● **Description of the task**
If a line of the data below contains the string "autotest", copy it into your answer.

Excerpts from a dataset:

=-=-=

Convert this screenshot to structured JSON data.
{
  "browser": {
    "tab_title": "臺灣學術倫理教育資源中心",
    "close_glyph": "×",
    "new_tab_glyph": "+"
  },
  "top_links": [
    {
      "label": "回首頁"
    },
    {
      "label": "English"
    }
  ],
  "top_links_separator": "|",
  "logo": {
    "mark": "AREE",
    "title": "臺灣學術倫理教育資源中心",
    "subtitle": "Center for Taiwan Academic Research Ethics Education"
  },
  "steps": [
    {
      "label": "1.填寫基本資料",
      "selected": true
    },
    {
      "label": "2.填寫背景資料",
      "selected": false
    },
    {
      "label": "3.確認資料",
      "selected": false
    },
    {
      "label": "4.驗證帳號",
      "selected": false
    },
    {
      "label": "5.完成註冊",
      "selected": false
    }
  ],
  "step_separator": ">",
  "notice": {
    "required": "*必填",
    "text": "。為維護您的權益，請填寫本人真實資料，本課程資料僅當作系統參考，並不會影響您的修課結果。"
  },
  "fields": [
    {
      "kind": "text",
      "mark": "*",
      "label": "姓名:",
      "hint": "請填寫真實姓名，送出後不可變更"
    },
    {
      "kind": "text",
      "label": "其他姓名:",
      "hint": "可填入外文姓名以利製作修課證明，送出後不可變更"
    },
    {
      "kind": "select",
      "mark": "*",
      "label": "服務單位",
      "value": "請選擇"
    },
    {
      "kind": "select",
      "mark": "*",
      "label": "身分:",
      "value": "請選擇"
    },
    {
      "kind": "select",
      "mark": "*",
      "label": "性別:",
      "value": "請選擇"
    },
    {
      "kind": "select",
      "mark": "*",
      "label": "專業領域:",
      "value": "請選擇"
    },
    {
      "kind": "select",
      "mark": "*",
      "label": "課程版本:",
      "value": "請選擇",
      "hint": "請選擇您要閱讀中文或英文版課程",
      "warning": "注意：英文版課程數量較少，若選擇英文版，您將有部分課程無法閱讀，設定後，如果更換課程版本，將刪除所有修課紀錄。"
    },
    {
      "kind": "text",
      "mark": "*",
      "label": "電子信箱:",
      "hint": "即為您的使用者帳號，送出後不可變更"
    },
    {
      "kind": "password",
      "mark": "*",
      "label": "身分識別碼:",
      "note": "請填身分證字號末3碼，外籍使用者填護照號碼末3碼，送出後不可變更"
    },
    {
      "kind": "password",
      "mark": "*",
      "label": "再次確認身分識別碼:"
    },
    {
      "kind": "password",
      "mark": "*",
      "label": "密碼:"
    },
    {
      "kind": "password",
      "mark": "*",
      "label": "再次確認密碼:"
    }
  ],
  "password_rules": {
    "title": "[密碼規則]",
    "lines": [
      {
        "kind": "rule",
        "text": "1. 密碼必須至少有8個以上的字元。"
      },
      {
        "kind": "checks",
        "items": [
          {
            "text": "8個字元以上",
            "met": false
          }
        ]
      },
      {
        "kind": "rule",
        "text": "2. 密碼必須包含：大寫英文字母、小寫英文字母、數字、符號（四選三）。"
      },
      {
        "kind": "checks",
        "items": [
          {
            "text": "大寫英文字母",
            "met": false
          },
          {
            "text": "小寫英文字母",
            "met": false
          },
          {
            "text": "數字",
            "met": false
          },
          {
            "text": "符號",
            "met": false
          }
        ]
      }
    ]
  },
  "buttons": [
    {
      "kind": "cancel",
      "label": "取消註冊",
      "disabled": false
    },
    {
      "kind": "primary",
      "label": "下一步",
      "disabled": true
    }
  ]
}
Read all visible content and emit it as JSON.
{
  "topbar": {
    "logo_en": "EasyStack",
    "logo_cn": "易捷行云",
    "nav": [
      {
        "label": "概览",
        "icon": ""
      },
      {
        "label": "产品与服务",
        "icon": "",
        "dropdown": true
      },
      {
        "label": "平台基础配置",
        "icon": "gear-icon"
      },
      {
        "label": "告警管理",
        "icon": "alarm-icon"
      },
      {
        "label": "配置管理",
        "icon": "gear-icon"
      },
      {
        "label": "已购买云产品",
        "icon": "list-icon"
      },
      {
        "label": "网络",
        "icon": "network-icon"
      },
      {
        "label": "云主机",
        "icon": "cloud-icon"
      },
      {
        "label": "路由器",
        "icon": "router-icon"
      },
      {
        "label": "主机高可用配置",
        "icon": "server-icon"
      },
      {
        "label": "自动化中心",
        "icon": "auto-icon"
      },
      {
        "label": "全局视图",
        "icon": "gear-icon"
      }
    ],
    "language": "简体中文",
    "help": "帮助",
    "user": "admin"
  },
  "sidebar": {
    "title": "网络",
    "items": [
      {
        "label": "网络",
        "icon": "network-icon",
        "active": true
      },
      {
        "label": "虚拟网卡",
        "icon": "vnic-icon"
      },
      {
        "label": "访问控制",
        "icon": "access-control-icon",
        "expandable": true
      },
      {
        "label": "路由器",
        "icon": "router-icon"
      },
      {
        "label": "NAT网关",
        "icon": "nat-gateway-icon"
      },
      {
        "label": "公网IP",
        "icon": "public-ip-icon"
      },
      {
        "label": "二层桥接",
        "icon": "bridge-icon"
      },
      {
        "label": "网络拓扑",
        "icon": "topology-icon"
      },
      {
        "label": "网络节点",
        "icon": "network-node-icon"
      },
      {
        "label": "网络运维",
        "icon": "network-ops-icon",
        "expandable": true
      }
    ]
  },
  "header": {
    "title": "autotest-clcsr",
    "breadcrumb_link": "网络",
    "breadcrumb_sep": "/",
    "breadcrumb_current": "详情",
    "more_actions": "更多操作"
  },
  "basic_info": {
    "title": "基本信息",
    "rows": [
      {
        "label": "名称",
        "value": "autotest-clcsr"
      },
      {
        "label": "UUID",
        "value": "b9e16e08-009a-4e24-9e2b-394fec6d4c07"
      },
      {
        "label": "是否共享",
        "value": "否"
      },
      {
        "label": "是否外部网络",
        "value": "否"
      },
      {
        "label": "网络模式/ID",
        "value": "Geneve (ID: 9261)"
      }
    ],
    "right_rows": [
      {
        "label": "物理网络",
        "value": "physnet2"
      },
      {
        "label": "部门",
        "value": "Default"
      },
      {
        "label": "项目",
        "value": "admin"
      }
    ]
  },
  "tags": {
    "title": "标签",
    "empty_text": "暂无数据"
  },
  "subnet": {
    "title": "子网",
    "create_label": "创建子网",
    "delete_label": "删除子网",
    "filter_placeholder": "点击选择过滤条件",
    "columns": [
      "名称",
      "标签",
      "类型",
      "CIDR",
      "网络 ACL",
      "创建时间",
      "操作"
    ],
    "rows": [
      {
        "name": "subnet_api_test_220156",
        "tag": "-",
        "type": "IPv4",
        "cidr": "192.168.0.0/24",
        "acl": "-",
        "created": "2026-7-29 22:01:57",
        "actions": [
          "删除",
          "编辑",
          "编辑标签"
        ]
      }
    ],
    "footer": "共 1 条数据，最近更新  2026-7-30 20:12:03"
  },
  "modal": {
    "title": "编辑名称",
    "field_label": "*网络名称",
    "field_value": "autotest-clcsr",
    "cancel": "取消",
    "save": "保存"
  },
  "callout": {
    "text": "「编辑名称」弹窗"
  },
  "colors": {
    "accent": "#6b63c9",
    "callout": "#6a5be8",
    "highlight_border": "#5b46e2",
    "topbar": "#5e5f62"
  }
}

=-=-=

● **Solution**
    "title": "autotest-clcsr",
        "value": "autotest-clcsr"
    "field_value": "autotest-clcsr",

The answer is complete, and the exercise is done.